* _EXERCISE_
Your task is to filter the data below down to the lines holding "website".

(Records from a collection)
+ + +
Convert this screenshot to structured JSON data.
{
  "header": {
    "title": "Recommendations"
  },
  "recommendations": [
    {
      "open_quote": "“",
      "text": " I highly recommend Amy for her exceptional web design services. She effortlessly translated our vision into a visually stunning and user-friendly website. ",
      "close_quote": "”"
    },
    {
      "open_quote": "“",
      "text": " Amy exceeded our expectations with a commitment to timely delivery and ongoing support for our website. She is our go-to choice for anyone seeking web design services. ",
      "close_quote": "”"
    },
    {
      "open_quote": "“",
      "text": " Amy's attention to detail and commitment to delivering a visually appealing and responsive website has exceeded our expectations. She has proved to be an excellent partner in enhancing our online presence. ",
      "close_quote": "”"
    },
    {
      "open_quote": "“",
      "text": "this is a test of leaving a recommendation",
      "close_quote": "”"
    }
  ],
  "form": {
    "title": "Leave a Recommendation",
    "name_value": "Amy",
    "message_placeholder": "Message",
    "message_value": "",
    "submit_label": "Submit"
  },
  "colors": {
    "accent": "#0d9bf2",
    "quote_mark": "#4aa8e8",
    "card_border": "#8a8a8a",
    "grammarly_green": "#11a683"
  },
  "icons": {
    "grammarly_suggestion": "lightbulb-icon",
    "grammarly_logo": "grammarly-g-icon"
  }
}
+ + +
* _RESPONSE AREA_
      "text": " I highly recommend Amy for her exceptional web design services. She effortlessly translated our vision into a visually stunning and user-friendly website. ",
      "text": " Amy exceeded our expectations with a commitment to timely delivery and ongoing support for our website. She is our go-to choice for anyone seeking web design services. ",
      "text": " Amy's attention to detail and commitment to delivering a visually appealing and responsive website has exceeded our expectations. She has proved to be an excellent partner in enhancing our online presence. ",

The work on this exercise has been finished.